Stored data Block Start

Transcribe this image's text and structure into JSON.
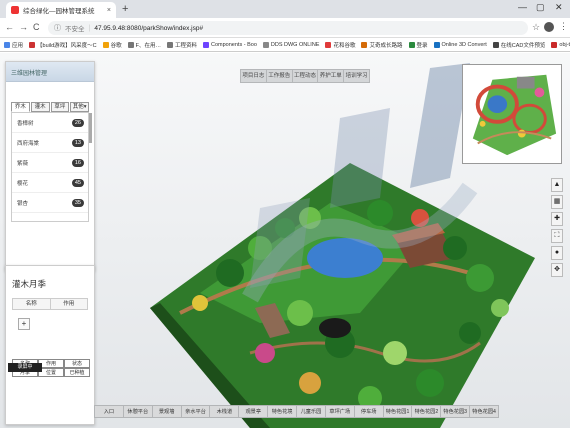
{
  "browser": {
    "tab_title": "综合绿化—园林管理系统",
    "tab_close": "×",
    "new_tab": "+",
    "win_min": "—",
    "win_max": "▢",
    "win_close": "✕",
    "back": "←",
    "forward": "→",
    "reload": "C",
    "insecure": "不安全",
    "url": "47.95.9.48:8080/parkShow/index.jsp#",
    "star": "☆",
    "menu": "⋮"
  },
  "bookmarks": [
    {
      "label": "应用",
      "color": "#4a86e8"
    },
    {
      "label": "【build游戏】风采度～C",
      "color": "#cc3333"
    },
    {
      "label": "谷歌",
      "color": "#f1a20a"
    },
    {
      "label": "F、在用…",
      "color": "#777777"
    },
    {
      "label": "工程资料",
      "color": "#777777"
    },
    {
      "label": "Components - Boo",
      "color": "#6e44ff"
    },
    {
      "label": "DDS DWG ONLINE",
      "color": "#888888"
    },
    {
      "label": "花和谷歌",
      "color": "#e03a3a"
    },
    {
      "label": "艾奇成长路路",
      "color": "#d46b08"
    },
    {
      "label": "登录",
      "color": "#2b8a3e"
    },
    {
      "label": "Online 3D Convert",
      "color": "#1971c2"
    },
    {
      "label": "在线CAD文件预览",
      "color": "#444444"
    },
    {
      "label": "obj-to-json - npm",
      "color": "#c92a2a"
    }
  ],
  "left_panel": {
    "header": "三维园林管理",
    "tabs": [
      "乔木",
      "灌木",
      "草坪",
      "其他▾"
    ],
    "items": [
      {
        "label": "香樟树",
        "count": "26"
      },
      {
        "label": "西府海棠",
        "count": "13"
      },
      {
        "label": "紫薇",
        "count": "16"
      },
      {
        "label": "樱花",
        "count": "45"
      },
      {
        "label": "银杏",
        "count": "35"
      }
    ]
  },
  "shrub_panel": {
    "title": "灌木月季",
    "columns": [
      "名称",
      "作用"
    ],
    "add": "+",
    "footer": [
      "名称",
      "作用",
      "状态",
      "月季",
      "位置",
      "已种植"
    ]
  },
  "toolbar": {
    "items": [
      "项目日志",
      "工作报告",
      "工程动态",
      "养护工单",
      "培训学习"
    ]
  },
  "right_tools": [
    "▲",
    "▦",
    "✚",
    "⛶",
    "●",
    "✥"
  ],
  "bottom_menu": {
    "items": [
      "入口",
      "休憩平台",
      "景观墙",
      "亲水平台",
      "木栈道",
      "观景亭",
      "特色花境",
      "儿童乐园",
      "草坪广场",
      "停车场",
      "特色花园1",
      "特色花园2",
      "特色花园3",
      "特色花园4"
    ]
  },
  "watermark": "风采建科",
  "recording_label": "录屏中"
}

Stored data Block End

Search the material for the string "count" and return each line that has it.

        "count": "26"
        "count": "13"
        "count": "16"
        "count": "45"
        "count": "35"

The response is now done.